__Work request__: Find every line of the data below that has "content" in it. Reply with the number only.
-- -- --
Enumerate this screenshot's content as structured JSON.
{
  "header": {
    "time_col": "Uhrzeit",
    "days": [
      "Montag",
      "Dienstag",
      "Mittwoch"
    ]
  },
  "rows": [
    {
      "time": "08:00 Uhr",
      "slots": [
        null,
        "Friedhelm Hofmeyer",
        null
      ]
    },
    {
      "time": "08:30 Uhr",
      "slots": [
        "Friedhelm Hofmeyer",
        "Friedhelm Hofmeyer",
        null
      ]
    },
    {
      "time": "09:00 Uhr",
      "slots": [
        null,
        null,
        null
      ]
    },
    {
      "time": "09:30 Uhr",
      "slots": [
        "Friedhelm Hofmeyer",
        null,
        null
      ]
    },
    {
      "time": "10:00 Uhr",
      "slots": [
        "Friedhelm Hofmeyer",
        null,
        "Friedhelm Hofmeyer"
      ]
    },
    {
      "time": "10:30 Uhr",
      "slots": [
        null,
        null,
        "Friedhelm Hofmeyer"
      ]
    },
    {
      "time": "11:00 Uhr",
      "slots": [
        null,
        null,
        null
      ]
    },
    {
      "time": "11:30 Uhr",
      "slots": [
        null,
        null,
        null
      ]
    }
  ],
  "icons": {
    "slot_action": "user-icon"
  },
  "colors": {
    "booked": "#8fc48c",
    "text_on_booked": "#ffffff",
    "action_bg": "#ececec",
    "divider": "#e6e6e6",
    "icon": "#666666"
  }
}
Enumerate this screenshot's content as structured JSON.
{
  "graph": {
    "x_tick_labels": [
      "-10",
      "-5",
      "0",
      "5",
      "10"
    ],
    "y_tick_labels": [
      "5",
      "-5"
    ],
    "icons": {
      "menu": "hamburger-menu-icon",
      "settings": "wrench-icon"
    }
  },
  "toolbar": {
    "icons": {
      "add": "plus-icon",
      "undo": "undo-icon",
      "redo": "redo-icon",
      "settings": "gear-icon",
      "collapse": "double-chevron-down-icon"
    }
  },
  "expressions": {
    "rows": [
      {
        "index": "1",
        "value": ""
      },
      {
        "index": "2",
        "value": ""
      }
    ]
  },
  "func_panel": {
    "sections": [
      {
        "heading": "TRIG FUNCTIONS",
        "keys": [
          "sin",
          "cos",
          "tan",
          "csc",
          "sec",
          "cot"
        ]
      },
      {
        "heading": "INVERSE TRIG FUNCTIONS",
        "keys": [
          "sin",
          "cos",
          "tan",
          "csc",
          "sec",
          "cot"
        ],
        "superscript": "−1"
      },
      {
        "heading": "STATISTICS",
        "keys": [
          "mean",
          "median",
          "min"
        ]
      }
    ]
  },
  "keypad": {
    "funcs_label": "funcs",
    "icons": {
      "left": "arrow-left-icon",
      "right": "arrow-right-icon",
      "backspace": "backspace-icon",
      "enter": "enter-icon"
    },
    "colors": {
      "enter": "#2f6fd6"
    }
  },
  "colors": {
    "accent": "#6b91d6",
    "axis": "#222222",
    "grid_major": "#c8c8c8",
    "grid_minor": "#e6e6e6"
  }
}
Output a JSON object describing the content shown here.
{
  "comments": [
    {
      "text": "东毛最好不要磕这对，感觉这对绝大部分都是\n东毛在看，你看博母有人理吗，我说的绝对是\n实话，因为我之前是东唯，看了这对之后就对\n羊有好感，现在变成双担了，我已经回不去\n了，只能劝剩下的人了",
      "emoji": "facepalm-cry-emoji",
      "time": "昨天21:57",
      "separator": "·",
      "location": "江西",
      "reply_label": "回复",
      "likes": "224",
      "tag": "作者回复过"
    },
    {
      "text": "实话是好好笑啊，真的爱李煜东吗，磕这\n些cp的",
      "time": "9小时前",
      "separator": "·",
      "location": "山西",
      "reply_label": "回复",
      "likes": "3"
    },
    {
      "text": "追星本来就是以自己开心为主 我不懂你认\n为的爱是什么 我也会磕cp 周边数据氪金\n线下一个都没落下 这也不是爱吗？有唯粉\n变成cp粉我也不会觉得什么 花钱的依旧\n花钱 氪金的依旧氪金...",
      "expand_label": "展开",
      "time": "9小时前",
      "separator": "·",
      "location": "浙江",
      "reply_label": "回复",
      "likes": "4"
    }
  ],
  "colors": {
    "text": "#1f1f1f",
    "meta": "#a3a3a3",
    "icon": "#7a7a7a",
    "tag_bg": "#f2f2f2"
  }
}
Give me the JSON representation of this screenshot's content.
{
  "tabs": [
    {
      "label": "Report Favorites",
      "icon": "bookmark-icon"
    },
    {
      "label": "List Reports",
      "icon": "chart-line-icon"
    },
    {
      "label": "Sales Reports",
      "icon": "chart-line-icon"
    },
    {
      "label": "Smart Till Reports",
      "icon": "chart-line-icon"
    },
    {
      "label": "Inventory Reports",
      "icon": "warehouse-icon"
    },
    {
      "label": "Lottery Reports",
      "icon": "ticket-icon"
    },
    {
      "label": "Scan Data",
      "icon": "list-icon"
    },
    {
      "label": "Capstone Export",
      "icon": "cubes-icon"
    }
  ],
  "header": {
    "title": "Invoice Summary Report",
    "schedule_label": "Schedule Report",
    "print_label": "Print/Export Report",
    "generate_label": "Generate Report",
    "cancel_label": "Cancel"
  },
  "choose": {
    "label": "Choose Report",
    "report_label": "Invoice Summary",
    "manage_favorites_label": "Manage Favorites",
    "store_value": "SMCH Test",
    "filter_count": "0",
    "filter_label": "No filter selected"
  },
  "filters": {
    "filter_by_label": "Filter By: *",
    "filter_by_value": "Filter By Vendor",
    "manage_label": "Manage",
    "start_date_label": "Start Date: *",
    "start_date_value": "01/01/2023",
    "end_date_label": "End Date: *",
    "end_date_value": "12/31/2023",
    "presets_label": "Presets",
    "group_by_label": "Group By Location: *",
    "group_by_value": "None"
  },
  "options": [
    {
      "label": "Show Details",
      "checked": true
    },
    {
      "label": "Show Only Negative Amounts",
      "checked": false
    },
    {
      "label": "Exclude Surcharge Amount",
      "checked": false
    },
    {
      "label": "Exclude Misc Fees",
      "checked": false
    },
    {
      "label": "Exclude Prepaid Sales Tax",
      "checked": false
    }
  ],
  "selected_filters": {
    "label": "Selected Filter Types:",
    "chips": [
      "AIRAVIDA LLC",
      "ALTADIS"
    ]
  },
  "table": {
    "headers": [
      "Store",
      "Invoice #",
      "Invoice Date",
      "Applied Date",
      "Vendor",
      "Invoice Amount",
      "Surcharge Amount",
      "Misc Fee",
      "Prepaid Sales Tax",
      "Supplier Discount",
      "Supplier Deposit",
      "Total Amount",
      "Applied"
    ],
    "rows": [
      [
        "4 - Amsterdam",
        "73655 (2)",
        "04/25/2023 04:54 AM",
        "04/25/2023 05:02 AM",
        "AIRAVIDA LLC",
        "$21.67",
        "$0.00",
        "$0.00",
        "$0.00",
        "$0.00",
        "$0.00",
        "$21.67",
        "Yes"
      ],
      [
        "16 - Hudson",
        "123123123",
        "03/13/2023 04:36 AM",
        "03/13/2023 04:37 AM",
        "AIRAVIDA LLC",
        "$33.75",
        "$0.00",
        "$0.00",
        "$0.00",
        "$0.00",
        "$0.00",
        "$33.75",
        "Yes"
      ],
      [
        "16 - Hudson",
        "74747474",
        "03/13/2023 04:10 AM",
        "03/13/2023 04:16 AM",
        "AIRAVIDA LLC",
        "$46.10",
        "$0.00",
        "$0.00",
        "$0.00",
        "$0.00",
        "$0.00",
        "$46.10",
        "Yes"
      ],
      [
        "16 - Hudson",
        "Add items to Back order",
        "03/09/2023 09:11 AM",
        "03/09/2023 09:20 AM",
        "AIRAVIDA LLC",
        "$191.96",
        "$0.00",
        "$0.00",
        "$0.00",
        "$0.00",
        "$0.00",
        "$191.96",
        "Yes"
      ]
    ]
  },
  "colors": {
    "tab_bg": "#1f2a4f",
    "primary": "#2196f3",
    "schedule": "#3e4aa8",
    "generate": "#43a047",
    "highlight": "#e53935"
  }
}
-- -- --
__Your solution__: 4